** Extracted entries follows **

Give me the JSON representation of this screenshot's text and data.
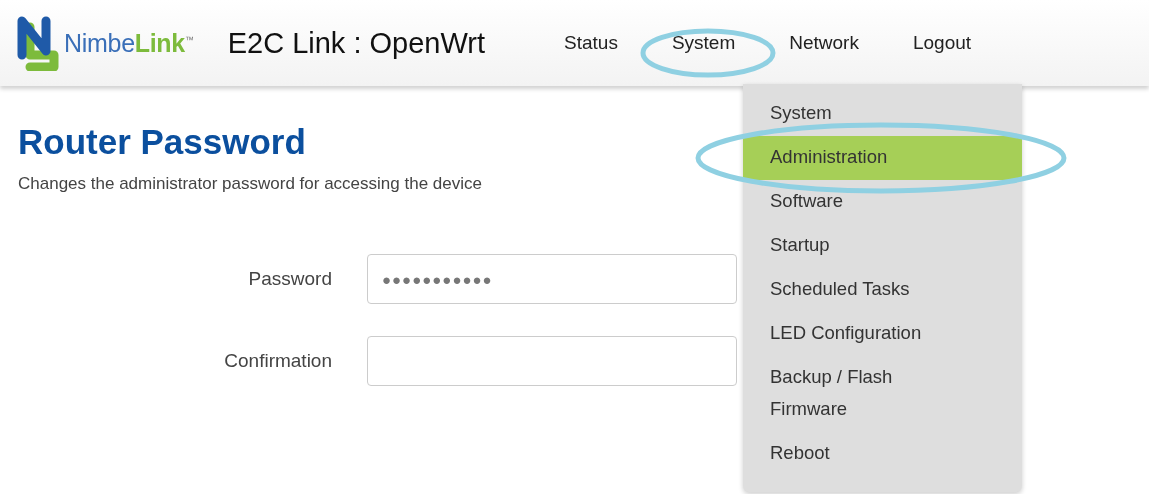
{
  "brand": {
    "name": "Nimbe",
    "accent": "Link",
    "mark": "™"
  },
  "title": "E2C Link : OpenWrt",
  "nav": [
    {
      "label": "Status",
      "circled": false
    },
    {
      "label": "System",
      "circled": true
    },
    {
      "label": "Network",
      "circled": false
    },
    {
      "label": "Logout",
      "circled": false
    }
  ],
  "menu": [
    {
      "label": "System",
      "selected": false,
      "circled": false
    },
    {
      "label": "Administration",
      "selected": true,
      "circled": true
    },
    {
      "label": "Software",
      "selected": false,
      "circled": false
    },
    {
      "label": "Startup",
      "selected": false,
      "circled": false
    },
    {
      "label": "Scheduled Tasks",
      "selected": false,
      "circled": false
    },
    {
      "label": "LED Configuration",
      "selected": false,
      "circled": false
    },
    {
      "label": "Backup / Flash Firmware",
      "selected": false,
      "circled": false
    },
    {
      "label": "Reboot",
      "selected": false,
      "circled": false
    }
  ],
  "heading": "Router Password",
  "description": "Changes the administrator password for accessing the device",
  "fields": [
    {
      "label": "Password",
      "value": "●●●●●●●●●●●"
    },
    {
      "label": "Confirmation"
    }
  ]
}
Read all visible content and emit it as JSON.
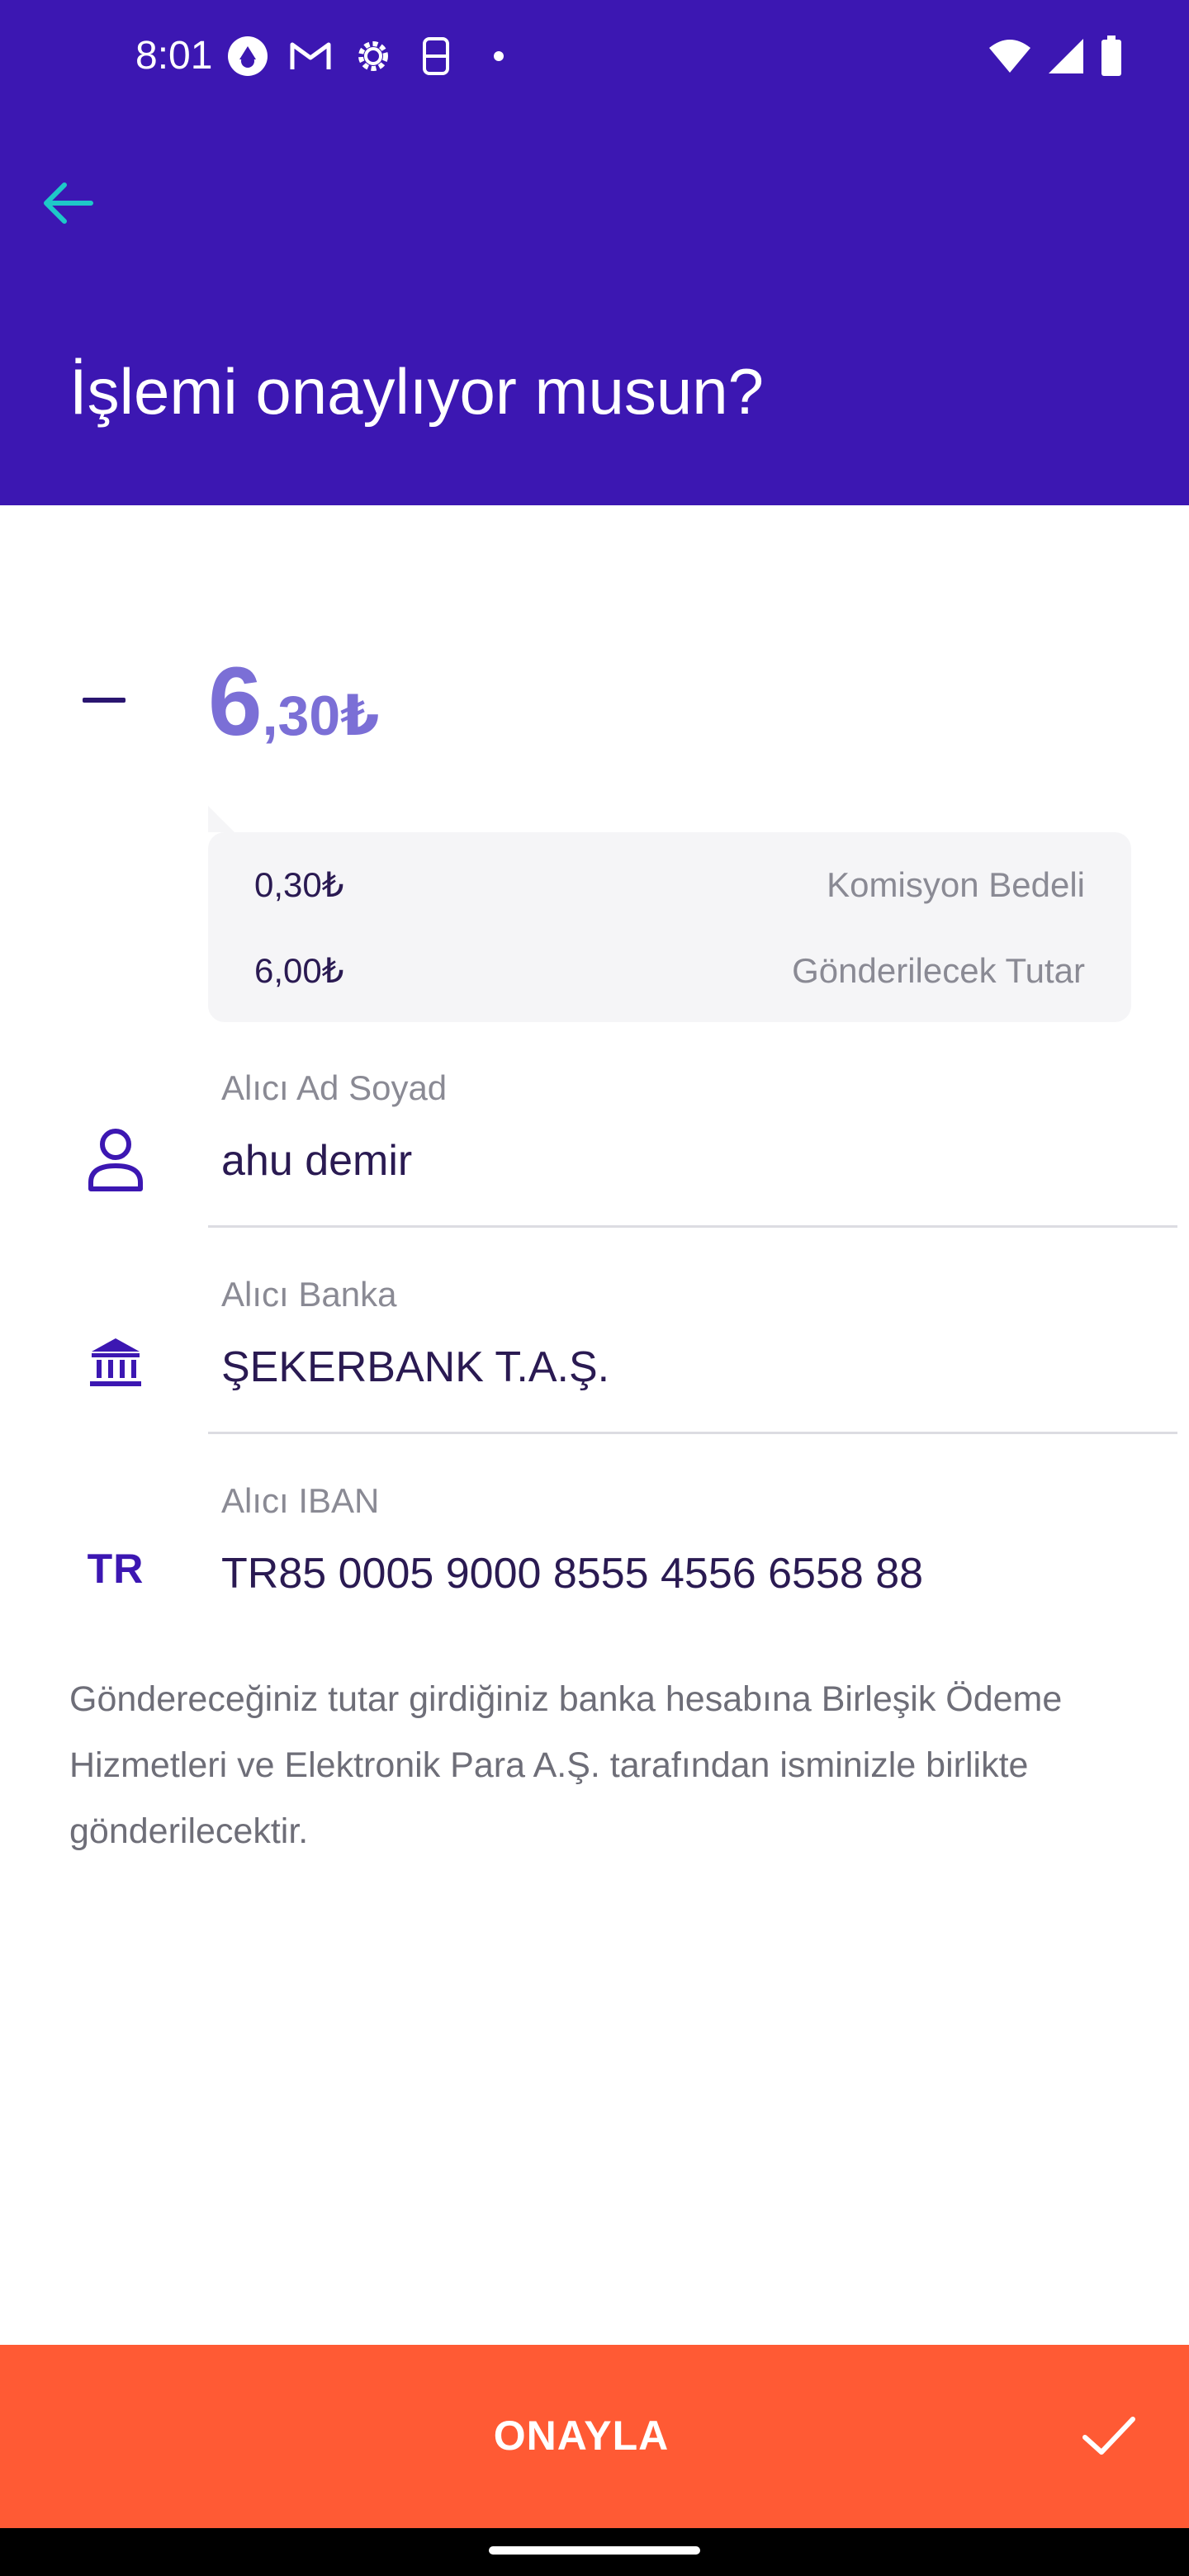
{
  "status_bar": {
    "time": "8:01"
  },
  "header": {
    "title": "İşlemi onaylıyor musun?"
  },
  "amount": {
    "sign": "−",
    "integer": "6",
    "decimal": ",30₺"
  },
  "breakdown": [
    {
      "value": "0,30₺",
      "label": "Komisyon Bedeli"
    },
    {
      "value": "6,00₺",
      "label": "Gönderilecek Tutar"
    }
  ],
  "fields": {
    "name": {
      "label": "Alıcı Ad Soyad",
      "value": "ahu demir"
    },
    "bank": {
      "label": "Alıcı Banka",
      "value": "ŞEKERBANK T.A.Ş."
    },
    "iban": {
      "label": "Alıcı IBAN",
      "value": "TR85 0005 9000 8555 4556 6558 88",
      "icon_text": "TR"
    }
  },
  "info_text": "Göndereceğiniz tutar girdiğiniz banka hesabına Birleşik Ödeme Hizmetleri ve Elektronik Para A.Ş. tarafından isminizle birlikte gönderilecektir.",
  "confirm_button": {
    "label": "ONAYLA"
  },
  "colors": {
    "header_bg": "#3c17b2",
    "back_arrow": "#1ec8c8",
    "accent_purple": "#3c17b2",
    "amount_color": "#7b6fd6",
    "confirm_bg": "#ff5a34"
  },
  "icons": {
    "back": "arrow-left-icon",
    "name": "person-icon",
    "bank": "bank-icon",
    "confirm": "check-icon"
  }
}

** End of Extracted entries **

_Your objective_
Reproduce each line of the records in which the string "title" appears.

_The completed task_
  "title": "E2C Link : OpenWrt",
    "title": "İşlemi onaylıyor musun?"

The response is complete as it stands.